From: BC, Canada
A lot of people don't get how huge of a deal thermal imaging is... having used them and fought against them in commercial simulators, as well as reading and listening to testimonies of people who have worked with the actual equipment, the sighting advantage alone decides a battle easily 9 times out of 10.
A proud company of T-80s can roll through the terrain with their heavy armor and big gun, but if they can't see that buried Chieftain platoon maybe even 1500 meters away, then by virtue of not being able to see what's hitting them, they're easy targets for the British.
I myself ran a series of tests to see the balance:
In all 3 tests, both crews are Veteran with equal (85) Morale and readiness.
-1st Scenario, 3 Chieftains and 10 T-80BVs deliberately move onto an elevated field and shoot each other at 3000 meters. Chieftains get the first shot but don't claim any kills until the second volley. All 3 Chieftains go down, while also claiming 3 of the 10 T-80BVs.

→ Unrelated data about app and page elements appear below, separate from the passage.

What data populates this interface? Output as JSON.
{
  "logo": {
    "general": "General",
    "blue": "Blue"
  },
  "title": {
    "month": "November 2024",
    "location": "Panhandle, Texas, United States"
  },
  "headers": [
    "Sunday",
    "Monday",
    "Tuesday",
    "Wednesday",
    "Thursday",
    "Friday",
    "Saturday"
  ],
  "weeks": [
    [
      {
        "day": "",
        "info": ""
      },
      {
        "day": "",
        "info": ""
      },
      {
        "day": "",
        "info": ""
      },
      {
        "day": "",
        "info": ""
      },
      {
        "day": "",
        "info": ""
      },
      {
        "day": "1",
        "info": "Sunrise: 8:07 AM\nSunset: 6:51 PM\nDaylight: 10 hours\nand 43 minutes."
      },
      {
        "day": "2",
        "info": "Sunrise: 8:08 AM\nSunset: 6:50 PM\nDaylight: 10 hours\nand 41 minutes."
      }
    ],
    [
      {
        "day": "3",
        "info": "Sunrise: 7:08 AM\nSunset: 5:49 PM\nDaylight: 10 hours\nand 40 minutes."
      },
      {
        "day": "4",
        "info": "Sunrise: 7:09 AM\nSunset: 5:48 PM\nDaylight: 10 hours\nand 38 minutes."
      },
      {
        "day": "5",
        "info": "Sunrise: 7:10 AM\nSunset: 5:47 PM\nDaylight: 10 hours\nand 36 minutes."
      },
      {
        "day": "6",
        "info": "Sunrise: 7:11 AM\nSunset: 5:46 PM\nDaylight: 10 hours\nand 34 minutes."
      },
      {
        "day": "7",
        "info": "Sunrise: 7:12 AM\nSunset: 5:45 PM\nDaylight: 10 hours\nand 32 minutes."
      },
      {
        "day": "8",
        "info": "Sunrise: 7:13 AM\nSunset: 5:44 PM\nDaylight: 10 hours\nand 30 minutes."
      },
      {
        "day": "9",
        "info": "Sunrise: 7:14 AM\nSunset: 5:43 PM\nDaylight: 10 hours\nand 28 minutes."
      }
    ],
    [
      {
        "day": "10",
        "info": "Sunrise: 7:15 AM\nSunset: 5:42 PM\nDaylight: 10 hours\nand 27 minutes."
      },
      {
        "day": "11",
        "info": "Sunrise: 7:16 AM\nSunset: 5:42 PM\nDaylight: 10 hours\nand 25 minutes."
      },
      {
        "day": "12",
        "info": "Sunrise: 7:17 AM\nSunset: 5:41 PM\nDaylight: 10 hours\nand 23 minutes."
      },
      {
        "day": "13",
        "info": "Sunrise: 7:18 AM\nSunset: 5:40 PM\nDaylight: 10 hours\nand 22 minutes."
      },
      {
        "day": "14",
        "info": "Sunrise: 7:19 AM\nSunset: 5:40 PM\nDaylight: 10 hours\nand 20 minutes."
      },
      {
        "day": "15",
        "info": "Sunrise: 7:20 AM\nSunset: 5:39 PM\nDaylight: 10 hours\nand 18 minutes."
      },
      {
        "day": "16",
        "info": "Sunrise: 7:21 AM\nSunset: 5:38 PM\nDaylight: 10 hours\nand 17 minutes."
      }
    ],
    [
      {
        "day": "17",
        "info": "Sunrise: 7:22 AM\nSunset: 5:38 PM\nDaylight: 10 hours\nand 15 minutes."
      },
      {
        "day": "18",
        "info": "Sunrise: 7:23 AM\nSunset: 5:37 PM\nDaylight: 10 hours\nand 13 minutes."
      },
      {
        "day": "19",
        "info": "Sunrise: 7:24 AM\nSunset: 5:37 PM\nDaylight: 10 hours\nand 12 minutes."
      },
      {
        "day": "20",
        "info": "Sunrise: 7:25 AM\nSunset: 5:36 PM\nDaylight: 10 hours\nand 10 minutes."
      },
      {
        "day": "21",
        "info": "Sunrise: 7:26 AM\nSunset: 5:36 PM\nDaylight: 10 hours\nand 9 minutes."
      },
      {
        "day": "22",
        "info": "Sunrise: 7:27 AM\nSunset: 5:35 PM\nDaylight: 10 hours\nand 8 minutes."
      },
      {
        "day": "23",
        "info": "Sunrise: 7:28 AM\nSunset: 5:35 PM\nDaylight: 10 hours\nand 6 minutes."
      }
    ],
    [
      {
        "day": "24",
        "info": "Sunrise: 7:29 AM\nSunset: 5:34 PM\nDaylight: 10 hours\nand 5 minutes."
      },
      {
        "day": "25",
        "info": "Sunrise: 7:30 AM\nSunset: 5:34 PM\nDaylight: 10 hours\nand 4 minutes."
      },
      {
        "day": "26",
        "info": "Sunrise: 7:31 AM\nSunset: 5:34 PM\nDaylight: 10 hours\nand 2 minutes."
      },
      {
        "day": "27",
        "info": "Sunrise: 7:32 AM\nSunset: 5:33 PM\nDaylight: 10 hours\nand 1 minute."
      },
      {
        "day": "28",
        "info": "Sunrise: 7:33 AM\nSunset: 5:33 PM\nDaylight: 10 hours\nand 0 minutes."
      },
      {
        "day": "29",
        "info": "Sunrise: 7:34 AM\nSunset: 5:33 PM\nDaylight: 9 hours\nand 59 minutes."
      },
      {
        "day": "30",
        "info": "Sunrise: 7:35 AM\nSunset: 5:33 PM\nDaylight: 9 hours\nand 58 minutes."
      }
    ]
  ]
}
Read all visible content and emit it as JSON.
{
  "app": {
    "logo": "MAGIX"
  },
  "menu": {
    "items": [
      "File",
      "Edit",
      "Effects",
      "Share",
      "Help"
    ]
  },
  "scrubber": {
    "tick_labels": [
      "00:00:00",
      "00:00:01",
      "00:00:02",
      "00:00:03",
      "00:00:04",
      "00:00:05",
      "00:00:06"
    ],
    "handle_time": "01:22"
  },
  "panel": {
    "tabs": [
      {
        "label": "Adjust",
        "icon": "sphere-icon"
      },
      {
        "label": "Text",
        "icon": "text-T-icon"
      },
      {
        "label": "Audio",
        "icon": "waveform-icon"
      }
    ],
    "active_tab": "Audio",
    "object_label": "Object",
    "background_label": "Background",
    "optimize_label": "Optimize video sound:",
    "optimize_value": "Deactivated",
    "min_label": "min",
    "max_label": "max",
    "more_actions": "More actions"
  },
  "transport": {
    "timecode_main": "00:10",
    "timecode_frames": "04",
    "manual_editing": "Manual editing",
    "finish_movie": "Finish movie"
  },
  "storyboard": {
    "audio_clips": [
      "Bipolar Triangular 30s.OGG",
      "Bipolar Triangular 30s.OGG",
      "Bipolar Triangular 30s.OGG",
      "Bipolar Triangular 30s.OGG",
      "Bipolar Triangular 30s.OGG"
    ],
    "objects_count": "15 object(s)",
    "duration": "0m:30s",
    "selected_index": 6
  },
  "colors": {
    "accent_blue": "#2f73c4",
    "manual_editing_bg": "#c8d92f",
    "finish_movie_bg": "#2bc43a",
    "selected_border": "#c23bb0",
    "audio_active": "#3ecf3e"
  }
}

-2nd Scenario, 9 Chieftains and 10 T-80BVs are ordered to assault in each other's general direction over the same territory, starting at 3000 meters. Again, first shot goes to the Chieftains. Light rain begins, giving the British another sighting advantage. Notoriously poor Soviet accuracy takes it's toll on the T-80s and they lose 4 tanks before closing into 1500 meters, at which point they suddenly take out 8 of the 9 Chieftains while losing the remainder of their number in the process. That's a pretty good trade for the Russians!
-3rd Scenario, 9 Chieftains ordered to assault a position where 10 T-80BVs deliberately move onto and Hold. This time the Russians get the first shot! The first volley is an ATGM shot that immediately erases one of the 3 British platoons. Return fire destroys a single T-80. The T-80's second shot - guns this time, destroys 2 more Chieftains. All further British return fire is ineffective and the last Chieftain goes down at 1500 meters.
In armored warfare, the dug in and hidden defending force almost always beats the exposed, attacking, and moving (Thus imposing a stabilizer penalty, Russian stabilizers are still noticeably poor even in newer T-72B models) force, even if the attackers are larger in number. Historical examples of this were witnessed multiple times in the middle east and were taught to US commanders (A good video on this is seen here).
How tanks perform on paper just does not have that much influence in actual combat.
Otherwise superior Iranian Chieftain Mk. 5s were beaten by better trained and lucky Iraqis in monkey-model T-62s.
Even back to WW2, experienced T-34 crews could easily knock Tigers out of play.
US Commanders in Desert storm have remarked that they could have swapped equipment with the Iraqis and still have won.
T-34s have confirmed kills on T-72s in Yugoslavia.
Young Chadian soldiers beat out the entire Libyan military with just Toyota trucks.
You could throw an M1A1 at, say, a BMP-2. If that BMP crew has more training, readiness, morale than that Abrams - then they will find a way to knock it out. With their autocannon.
I firmly believe there is no NATO bias, if any at all among the devs at OTS. They have tried their hardest to represent a realistic, albeit heavily abstracted battlefield, and FPRS is still by far my favorite wargame. Never mind the heap of changes planned for Southern Storm, which will be amazing to see when it drops.